Monday, April 11

Cousin Brother

In case it isn't clear yet, I love my family. They are generous, good looking, compassionate and down right hilarious. Like charming Setrawa, my house is a matriarch run by the food preparing goddess, Pushpa. Her husband is a strikingly good looking man with salt and pepper hair.

Their eldest children are teenage boys, one a slightly smaller version of the other. Pushpa and her sons spend much time talking and smiling together. The next oldest is my lifeline, Rakhi. She is beautifully mature for her age (13 years) and her household responsibilities suggest she is next in line to run the family. Her laugh is internationally contagious and often stimulated by the youngest child, Soonu. At ten years of age, Soonu is a bit of a runt but her small size suits her mischief making. Always sucking or chewing on a treat she is a tremendously happy girl.

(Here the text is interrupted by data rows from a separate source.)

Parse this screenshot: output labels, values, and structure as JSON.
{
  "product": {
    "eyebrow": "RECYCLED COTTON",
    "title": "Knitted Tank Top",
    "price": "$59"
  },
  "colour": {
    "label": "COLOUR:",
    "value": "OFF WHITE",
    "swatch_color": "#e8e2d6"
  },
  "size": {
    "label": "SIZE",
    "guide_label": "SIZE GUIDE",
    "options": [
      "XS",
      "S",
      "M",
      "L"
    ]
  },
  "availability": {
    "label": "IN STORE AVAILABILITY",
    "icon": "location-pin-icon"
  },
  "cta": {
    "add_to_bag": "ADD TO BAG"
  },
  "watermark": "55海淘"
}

Family is extremely important to Indians and they're typically eager to explain how they are related to one another, no matter how complicated. In Hindi, there's twice as many words for describing relatives to assist in such explanations. 

When my host parents left for twelve days to the other side of the subcontinent to attend a ceremony of dying, it was for a cousin brother. The children honored him by fasting. When I expressed my surprise in honoring such a distant relative, not even a cousin, but a brother of a cousin, I was assured it was a close cousin brother.

I remained confused about how close a cousin brother living 3 days away can be until I met two young girls at a wedding in Jodhpur. They were identical and inseparable. When I asked if they were sisters they laughed and replied in perfect Indian-English that they were cousin sisters. It turns out one uses the term to describe a friend who is also a relative.

Some of our cousins live in the lean-to of our house and the next house over. Pushpa is a foster parent to the three motherless children in the lean-to. The first will follow her older siblings with an arranged marriage set for the fall. The second is stunning (and tall) enough to be a model. She is my best Indian friend. The youngest is a marvelously affectionate boy of 10 years. 

The cousins in the next house over are the proud keepers of baby Kuishy and her two older brothers. The youngest of which is a definitional brat and the elder is my dear Hindi tutor. I see most of them everyday and watch them share everything from food to the responsibility of parenting. The treat each other ambiguous of which home they are from and I'm not sure they would even draw the line at sharing breast milk as I saw my mum teasingly bring out her nipple to entertain hungry Kuishy.


  1. Thank you for the recent updates Amelia. I love hearing about India from you. Your writing really takes me there! Enjoy every minute you have in this amazing place. The is no better way to experience a country than with its native people.

    Terri :)

  2. Hello, Amelia,

    About your writing abilities -- keep going! Author Camilla Gibb wanted to be a writer since she was young. At 18, her university prof asked her what she was going to write about. "Go and have a life first. Study anything that will teach you about the world," he said. She states, "Later, when I became a writer, I realized that in choosing anthropology I really hadn't strayed all that far away from fiction --anthropology is about people's stories, their experiences of being in the world, their relationships and the myriad and diverse ways we create meaning in our lives." Sounds like you are soaking it all up! Good for you! I see many many stories.... Love it! Take care and hugs, Cathy B.

  3. Thinking of you, Amelia, as the Easter weekend is approaching. Probably no little easter eggs hiding anywhere over there. It sounds like you're doing amazingly well and getting lots out of your experiences. Nothing too much going on here except federal election stuff. Spring is very slow in coming this year. Take care and keep writing.

    Love, Chris W.

  4. Hi Amelia!

    I am SO enjoying reading about your adventures in India! Thanks for sharing.

    Miss V.

  5. Amelia,
    It was weird having Easter without chocolate bunnies and raisins. In other words I missed you but was comforted to know you are with a family that cares for you. Wish I could sleep on the rooftop with you and gaze into those stars. Tomorrow we are sponsoring an all candidates meeting at our church with Northwood. It is still very cold here for April.
    Love Mom

  6. Hi Amelia,
    I love following your blog. I think you have a wonderful gift for writing. Your reflections are like nothing else I have ever read about India. It feels like for a brief moment in time I am a part of that rich family experience. I can taste the love of life in that family!

    Love from Elly's mom
    Liz Boersma